Campaign Ad for Harry Burn, the Republican Who Cast the Deciding Vote for Suffrage in Tennessee

Harry Burn was a Republican elected to the Tennessee General Assembly in 1918. Two years later, Burn got the chance to participate in the monumental struggle over whether to ratify the 19th Amendment, which granted women the right to vote.

Tennessee was the 36th state to vote on the amendment—and if legislators passed it there, the amendment would become the law of the land in the United States.

By the time Burn had to make his choice, the vote was 48-48. The History Channel narrates what happened next:

To the dismay of the many suffragists who had packed into the capitol with their yellow roses [a symbol of suffrage support], sashes and signs, it seemed certain that the final roll call would maintain the deadlock. But that morning, Harry Burn—who until that time had fallen squarely in the anti-suffrage camp—received a note from his mother, Phoebe Ensminger Burn, known to her family and friends as Miss Febb. In it, she had written, “Hurrah, and vote for suffrage! Don’t keep them in doubt. I notice some of the speeches against. They were bitter. I have been watching to see how you stood, but have not noticed anything yet.” She ended the missive with a rousing endorsement of the great suffragist leader Carrie Chapman Catt, imploring her son to “be a good boy and help Mrs. Catt put the ‘rat’ in ratification.”

Still sporting his red boutonniere [a symbol of suffrage opposition] but clutching his mother’s letter, Burn said “aye” so quickly that it took his fellow legislators a few moments to register his unexpected response. With that single syllable he extended the vote to the women of America…

This advertisement for Burn’s election campaign comes courtesy of the McMinn County Historical Society and Tyler Boyd, Burn’s great-grand uncle.


Transatlantic Print Culture, 1880-1940: Emerging Media, Emerging Modernisms

About the book Transatlantic Print Culture:

Building on recent work on Victorian print culture and the turn toward material historical research in modernist studies, this collection extends the frontiers of scholarship on the ‘Atlantic scene’ of publishing, exploring new ways of grappling with the rapidly changing universe of print at the turn of the twentieth century.

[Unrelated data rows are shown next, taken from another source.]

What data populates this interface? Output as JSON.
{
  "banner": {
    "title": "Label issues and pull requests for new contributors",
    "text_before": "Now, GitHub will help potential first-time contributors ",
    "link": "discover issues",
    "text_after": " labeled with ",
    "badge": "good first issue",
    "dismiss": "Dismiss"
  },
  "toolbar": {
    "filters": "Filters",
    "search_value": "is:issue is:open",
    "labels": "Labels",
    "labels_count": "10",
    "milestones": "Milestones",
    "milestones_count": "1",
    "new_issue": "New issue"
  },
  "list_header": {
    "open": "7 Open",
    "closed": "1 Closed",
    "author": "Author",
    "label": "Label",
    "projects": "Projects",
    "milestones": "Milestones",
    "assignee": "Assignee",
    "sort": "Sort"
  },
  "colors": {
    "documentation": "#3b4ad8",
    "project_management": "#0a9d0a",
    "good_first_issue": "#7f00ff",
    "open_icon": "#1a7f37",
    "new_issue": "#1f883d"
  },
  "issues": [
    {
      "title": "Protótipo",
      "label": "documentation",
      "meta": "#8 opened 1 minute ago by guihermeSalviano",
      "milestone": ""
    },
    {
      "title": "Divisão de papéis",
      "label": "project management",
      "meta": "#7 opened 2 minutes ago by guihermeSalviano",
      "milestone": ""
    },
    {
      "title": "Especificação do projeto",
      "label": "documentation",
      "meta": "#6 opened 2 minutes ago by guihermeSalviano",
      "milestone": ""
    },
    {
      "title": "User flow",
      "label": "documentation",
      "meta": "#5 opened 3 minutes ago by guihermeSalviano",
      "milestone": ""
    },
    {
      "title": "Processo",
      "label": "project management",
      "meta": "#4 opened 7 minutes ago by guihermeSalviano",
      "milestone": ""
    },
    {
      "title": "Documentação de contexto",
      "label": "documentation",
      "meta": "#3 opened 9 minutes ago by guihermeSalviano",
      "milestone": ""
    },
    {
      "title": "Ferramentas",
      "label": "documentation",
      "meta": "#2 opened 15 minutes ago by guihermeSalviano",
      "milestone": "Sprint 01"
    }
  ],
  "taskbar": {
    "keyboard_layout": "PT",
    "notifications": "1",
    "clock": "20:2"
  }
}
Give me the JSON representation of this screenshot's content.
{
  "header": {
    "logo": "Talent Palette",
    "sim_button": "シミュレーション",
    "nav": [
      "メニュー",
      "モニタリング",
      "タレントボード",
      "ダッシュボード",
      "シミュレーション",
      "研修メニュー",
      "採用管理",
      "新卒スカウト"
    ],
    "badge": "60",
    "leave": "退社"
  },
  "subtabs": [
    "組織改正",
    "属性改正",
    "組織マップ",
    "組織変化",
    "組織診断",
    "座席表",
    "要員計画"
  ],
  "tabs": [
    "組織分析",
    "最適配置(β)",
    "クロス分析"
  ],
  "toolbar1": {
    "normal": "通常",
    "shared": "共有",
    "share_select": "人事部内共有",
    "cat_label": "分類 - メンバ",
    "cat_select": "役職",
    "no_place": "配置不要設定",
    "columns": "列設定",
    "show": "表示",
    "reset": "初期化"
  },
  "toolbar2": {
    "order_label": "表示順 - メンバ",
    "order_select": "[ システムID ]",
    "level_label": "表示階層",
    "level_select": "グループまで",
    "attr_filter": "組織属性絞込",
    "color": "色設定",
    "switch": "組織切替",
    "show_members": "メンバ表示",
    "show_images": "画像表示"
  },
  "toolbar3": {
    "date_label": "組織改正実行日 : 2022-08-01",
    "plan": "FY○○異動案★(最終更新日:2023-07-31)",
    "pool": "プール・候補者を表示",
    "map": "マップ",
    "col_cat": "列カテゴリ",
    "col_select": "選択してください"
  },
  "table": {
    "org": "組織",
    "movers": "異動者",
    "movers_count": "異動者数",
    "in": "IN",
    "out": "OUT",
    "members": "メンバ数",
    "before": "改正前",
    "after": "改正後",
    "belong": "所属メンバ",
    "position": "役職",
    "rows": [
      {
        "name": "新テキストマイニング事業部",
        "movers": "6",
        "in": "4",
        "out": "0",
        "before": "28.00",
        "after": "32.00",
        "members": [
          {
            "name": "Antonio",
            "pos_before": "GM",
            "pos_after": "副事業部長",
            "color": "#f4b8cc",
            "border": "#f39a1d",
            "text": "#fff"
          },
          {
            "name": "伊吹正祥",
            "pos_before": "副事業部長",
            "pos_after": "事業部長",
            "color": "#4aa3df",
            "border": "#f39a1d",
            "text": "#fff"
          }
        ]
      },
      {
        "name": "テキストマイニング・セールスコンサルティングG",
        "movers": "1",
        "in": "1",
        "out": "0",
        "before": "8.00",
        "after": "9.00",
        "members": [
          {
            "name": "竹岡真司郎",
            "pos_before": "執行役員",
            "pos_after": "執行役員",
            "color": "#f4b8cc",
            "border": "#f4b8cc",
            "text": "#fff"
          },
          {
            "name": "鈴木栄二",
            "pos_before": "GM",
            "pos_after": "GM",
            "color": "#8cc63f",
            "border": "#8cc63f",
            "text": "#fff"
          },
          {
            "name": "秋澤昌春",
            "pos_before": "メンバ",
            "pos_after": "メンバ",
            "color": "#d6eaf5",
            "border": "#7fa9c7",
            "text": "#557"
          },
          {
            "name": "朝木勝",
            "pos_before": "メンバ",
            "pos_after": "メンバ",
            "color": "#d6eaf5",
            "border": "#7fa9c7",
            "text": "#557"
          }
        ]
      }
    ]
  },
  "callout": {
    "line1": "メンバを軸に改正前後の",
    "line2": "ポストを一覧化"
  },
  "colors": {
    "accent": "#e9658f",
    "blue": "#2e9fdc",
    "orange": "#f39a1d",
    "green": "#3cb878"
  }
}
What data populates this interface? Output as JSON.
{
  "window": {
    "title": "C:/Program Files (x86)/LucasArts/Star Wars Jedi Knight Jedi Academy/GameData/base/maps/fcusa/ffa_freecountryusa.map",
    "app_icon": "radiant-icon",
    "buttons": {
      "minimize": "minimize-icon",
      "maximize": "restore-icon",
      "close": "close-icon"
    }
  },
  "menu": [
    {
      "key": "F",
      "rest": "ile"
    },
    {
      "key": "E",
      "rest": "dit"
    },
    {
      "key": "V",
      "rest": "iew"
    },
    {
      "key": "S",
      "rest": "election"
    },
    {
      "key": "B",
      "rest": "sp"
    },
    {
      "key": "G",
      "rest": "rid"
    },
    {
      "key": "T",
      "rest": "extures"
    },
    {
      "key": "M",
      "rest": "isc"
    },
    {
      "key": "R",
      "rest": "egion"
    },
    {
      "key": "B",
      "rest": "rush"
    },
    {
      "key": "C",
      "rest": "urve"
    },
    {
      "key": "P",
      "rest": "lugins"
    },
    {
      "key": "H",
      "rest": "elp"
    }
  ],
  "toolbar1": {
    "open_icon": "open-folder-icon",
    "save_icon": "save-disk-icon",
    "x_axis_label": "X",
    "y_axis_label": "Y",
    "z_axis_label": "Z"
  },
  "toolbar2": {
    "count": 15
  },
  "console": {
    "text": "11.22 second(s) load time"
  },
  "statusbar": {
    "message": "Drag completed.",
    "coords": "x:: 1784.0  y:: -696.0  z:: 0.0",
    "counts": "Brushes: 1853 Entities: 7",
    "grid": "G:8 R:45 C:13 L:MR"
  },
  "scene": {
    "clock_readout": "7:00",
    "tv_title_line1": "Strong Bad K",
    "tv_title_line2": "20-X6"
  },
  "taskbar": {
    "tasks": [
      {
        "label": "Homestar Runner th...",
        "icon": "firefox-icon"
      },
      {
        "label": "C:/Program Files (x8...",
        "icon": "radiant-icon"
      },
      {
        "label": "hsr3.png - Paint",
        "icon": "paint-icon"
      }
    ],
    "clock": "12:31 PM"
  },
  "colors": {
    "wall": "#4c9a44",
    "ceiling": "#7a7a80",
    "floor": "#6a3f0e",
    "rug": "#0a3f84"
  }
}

This book includes a number of references to print media’s use in the suffrage movement, in chapters such as “Transatlantic Print Culture: The Anglo-American Feminist Press and Emerging ‘Modernities'”; and “Feminist Things.” Both chapters focus on newspapers, magazines, and advertisements from the suffrage era. For example, in chapter three (“Transatlantic Print Culture”), Lucy Delap and Maria DiCenzo discuss the transnational connections of feminist periodicals on suffrage, which were produced in and circulated between both Britain and the United States.

Significant excerpts of the book are available for free preview on and Google Books, and you can buy a full-length e-book version from the publisher’s website. Also, academic and public libraries may hold copies of the book; check WorldCat to see if there is one near you.

ISBN 978-0-230-22845-0

Advertisement: “Gift for National Woman’s Party”—Susan B. Anthony Medallion

This newspaper clipping from the May 5, 1922 edition of Tennessee’s Dickson County Herald shows sculptor Leila Usher next to her bas-relief portrait of the famous feminist and suffragist Susan B. Anthony. Usher presented this work to the National Woman’s Party, to be put on display at the organization’s national headquarters in Washington, DC.

A digitized version of the original photo of Usher and the portrait is available for viewing and download through the Library of Congress website.

You can read about the National Woman’s Party’s pro-suffrage public awareness campaign here and access an archive of primary source material related to the NWP here.